Through February 26th, the GeoSym committee (Geography Grad Students Research Symposium) at the University of Tennessee are accepting abstracts for their 2021 meeting (online), rescheduled from 2020. I’ll share their CFA below, with contact information for the co-chairs, Danny and Lindy. I had the privilege of chairing this biennial event in its second occurrence in 2016, and I echo their remarks that it’s a wonderful, congenial place to present new research, especially for first-timers.
CALL FOR ABSTRACTS: GEOSYM 2021
We are pleased to welcome you to GeoSym 2021, the student-led conference for geography at the University of Tennessee. This year, GeoSym will be held on Zoom from Thursday, March 18th to Friday, March 19th.
If you are looking for a place to share your research in a relaxed, genial environment, this is a great option. Opportunities exist for undergrads, grad students, and faculty to present their research in a series of panels and presentations. We also welcome professionals employed in geography and related disciplines to present their research.
EVENT KEYNOTE SPEAKERS
Dr. Latoya Eaves is an assistant professor in the Department of Geography at the University of Tennessee, Knoxville. Dr. Eaves’ research focuses on critical approaches to race, gender, and queer geographies with a regional focus on the U.S. South. She is a member of the Governing Council of the American Association of Geographers and is a co-founder of the AAG Black Geographies Specialty Group. Dr. Eaves earned her PhD in Global and Sociocultural Studies at Florida International University (Miami, FL) and previously served as assistant professor at Middle Tennessee State University (Murfreesboro, TN) before joining us at UT.
Dr. Stephanie Shepherd is an assistant professor in the Department of Geosciences at Auburn University.

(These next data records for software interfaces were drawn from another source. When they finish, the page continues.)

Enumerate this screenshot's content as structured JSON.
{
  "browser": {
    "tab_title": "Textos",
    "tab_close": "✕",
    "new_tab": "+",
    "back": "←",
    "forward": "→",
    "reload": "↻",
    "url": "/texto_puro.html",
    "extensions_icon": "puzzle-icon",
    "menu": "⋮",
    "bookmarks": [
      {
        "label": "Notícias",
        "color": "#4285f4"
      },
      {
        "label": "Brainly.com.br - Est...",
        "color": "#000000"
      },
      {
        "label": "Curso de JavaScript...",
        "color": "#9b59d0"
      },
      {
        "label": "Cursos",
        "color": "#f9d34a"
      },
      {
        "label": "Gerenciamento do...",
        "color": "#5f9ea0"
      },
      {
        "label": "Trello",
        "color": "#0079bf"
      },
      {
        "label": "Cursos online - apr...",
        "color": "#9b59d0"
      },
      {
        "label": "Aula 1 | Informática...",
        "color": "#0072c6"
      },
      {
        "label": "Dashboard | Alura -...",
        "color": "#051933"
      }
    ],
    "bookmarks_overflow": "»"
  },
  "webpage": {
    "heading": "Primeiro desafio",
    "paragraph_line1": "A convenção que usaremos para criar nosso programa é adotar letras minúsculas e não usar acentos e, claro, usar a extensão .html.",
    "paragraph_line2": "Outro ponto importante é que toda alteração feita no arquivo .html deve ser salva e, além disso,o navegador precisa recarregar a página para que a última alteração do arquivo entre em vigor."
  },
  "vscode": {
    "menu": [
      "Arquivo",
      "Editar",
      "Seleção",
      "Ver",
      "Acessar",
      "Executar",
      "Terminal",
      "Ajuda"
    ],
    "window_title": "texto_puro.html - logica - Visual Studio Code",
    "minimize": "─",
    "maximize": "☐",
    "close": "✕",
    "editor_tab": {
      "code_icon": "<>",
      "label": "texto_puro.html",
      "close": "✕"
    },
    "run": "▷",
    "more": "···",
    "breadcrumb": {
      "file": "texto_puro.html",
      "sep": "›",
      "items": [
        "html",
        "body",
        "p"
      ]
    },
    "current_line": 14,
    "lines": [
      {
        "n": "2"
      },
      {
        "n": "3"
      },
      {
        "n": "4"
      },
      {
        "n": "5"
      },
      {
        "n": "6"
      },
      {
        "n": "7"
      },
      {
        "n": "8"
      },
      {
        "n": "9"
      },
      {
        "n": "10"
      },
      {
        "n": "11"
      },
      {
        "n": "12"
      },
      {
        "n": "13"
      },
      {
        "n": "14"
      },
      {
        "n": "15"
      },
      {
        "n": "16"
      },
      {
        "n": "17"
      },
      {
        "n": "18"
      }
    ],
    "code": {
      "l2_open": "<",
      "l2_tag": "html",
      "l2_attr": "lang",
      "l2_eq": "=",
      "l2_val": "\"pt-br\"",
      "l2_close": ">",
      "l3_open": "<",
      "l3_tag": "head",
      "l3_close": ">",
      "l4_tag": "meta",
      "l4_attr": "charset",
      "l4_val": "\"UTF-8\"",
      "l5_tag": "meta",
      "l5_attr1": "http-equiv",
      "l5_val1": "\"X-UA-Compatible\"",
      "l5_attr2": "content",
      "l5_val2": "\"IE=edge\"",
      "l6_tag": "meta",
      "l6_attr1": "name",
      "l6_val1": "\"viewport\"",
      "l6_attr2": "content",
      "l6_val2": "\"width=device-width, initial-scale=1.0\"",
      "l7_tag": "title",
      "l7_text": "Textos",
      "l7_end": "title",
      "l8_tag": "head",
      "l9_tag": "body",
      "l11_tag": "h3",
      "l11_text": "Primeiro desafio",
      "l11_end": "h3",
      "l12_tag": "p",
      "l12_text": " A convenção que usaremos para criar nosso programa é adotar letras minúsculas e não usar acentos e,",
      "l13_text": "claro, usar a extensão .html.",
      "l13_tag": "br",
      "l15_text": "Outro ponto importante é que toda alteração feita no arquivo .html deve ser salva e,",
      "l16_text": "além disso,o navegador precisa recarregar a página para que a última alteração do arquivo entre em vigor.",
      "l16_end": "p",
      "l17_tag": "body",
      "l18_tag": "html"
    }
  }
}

Her research is focused on fluvial geomorphology, anthropogenic impacts on riverine systems, and GIS applications to these topics. Dr. Shepherd earned her PhD in Environmental Dynamics from the University of Arkansas (Fayetteville, AR) and previously served as assistant professor at Bloomsburg University of Pennsylvania (Bloomsburg, PA) and as visiting assistant professor at Franklin and Marshall College (Lancaster, PA).

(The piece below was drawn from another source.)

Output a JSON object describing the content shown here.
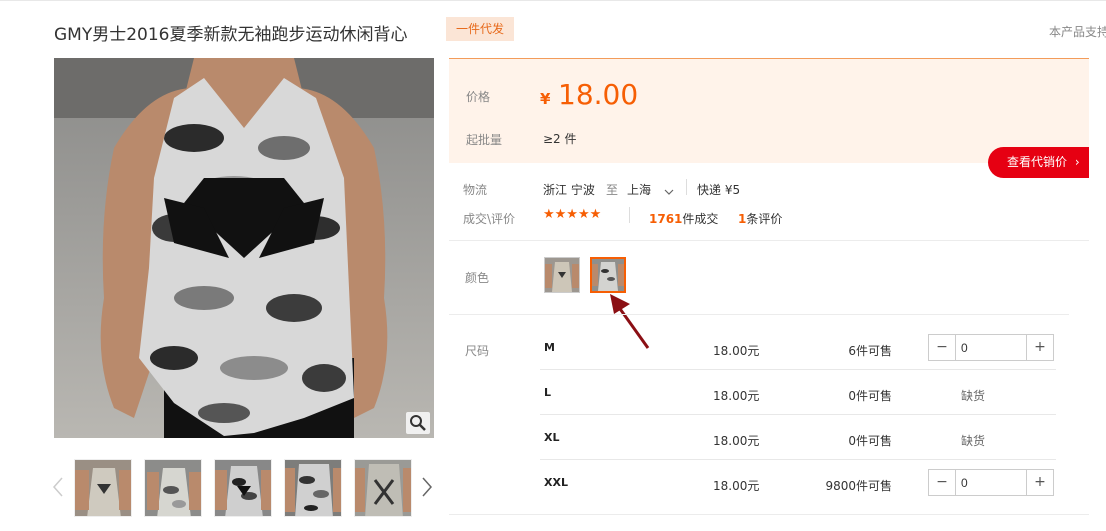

Registration for GeoSym 2021 is free. Sign up at this link between now and February 26, 2021. Abstracts and scheduling information are submitted at this same link.
We look forward to having everyone join us and please do not hesitate to contact us with questions.

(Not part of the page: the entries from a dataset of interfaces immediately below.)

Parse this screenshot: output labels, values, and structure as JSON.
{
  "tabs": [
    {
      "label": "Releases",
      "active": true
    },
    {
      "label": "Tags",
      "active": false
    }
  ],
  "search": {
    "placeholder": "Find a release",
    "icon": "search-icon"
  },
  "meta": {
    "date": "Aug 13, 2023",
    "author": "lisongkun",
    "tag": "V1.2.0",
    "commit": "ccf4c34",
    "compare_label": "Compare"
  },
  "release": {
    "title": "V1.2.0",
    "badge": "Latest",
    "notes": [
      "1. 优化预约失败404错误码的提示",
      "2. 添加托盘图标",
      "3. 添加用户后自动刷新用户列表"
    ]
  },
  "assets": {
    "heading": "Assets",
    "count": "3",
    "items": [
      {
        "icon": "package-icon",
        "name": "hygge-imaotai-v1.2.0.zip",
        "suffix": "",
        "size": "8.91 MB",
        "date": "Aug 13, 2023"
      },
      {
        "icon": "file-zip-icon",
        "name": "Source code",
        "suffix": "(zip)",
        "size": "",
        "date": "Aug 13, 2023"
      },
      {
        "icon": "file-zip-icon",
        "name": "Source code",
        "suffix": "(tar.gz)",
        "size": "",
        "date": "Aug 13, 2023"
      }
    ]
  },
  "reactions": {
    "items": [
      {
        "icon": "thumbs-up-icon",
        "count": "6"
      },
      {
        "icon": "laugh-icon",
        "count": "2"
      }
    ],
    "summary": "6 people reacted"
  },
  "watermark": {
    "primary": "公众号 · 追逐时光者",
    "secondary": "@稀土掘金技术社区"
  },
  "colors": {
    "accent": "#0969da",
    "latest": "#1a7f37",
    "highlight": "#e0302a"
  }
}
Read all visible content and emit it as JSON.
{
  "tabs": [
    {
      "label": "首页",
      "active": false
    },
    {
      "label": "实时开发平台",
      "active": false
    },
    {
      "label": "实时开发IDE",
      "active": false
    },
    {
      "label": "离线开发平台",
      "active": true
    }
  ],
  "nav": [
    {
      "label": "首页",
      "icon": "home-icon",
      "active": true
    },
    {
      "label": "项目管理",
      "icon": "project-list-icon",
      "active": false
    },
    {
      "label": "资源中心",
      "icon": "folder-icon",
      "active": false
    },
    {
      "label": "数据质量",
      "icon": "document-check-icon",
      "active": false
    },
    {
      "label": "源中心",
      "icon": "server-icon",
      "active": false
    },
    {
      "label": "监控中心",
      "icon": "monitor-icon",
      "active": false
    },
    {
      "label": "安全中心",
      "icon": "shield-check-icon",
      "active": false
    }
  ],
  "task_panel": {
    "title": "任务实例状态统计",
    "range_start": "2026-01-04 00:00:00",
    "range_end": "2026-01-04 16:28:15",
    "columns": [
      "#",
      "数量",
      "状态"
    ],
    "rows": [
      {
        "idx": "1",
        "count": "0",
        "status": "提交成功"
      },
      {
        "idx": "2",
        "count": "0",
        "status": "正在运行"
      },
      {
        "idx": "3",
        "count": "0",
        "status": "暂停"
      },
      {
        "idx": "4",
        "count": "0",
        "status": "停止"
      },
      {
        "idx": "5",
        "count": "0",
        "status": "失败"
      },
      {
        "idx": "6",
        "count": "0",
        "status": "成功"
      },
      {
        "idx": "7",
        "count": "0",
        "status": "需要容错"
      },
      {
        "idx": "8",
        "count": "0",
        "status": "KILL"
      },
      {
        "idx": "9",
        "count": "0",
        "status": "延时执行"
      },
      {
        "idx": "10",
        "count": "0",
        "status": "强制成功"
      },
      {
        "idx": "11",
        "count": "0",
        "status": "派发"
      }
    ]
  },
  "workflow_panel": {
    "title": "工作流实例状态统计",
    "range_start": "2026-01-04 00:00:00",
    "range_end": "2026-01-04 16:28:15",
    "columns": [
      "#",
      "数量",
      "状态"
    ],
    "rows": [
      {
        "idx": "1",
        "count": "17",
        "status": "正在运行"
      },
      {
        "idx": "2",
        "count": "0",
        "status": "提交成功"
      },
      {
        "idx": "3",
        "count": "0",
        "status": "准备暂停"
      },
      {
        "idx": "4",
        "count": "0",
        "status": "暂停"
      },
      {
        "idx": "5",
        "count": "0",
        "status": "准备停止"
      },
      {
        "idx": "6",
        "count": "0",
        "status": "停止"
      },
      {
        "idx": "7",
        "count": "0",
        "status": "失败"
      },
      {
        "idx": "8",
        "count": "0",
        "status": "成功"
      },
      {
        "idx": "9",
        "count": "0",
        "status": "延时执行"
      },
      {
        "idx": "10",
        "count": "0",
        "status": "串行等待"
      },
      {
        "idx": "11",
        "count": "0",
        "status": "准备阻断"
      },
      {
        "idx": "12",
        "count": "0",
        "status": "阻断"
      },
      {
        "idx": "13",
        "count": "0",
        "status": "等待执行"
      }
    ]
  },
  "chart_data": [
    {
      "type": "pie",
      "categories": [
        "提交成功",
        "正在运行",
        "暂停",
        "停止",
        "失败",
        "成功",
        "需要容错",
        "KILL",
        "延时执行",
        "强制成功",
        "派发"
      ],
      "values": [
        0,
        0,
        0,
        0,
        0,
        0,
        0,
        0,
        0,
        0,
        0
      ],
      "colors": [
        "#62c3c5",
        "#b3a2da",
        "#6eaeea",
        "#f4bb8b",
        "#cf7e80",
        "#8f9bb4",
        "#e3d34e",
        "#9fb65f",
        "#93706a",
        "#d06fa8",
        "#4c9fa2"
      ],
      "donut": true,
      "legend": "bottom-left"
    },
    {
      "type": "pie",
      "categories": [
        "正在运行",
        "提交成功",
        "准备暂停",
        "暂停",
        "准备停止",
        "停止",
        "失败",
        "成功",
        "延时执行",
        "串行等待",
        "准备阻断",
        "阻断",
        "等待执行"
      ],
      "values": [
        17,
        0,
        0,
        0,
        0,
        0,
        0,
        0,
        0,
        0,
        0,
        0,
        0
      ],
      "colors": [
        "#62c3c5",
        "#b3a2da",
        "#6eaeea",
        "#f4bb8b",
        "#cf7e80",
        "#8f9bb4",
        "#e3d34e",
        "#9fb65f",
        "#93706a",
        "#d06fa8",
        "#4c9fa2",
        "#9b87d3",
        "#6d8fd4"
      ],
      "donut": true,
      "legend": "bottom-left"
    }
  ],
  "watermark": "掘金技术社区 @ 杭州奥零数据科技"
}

Back at the beginning of the pandemic “lockdown” (as much it can be called that in the United States), when I put together a matrix for the #SonicGeographySongChallenge, I didn’t imagine my idea for the following month, #NotbyBillyJoel, would lead to a new challenge every remaining month in 2020. Over the New Year, I decided to take January off. I had a couple of ideas in the works for February, but before I could follow through, I got contacted by [NAME REDACTED] of a (mainly DC expats) Facebook group I’m in asking if he could use my matrix for his own idea. I gladly said yes and sent the Photoshop file over to Matt… uh, I mean [redacted].
Imagine my surprise when I logged into Facebook on Monday morning and saw not only the #NotbyAbbaChallenge, but also two others: one by Paul, a teacher down in Miami, and another by my friend Mike and his buddy challenging people to NOT post love songs all month.
I would be remiss if I didn’t post them all here. I should have done that yesterday, but the day got away from me for various reasons. Anyway, enjoy the “Not by ABBA” Challenge, the “Not a Love Song” challenge, and the “Not by Queen” challenge, all to keep your February filled with music in its 28 days.
In case anybody is wondering, my Day-1 choices for all three challenges were Refused songs. If you can guess which three, then more power to you.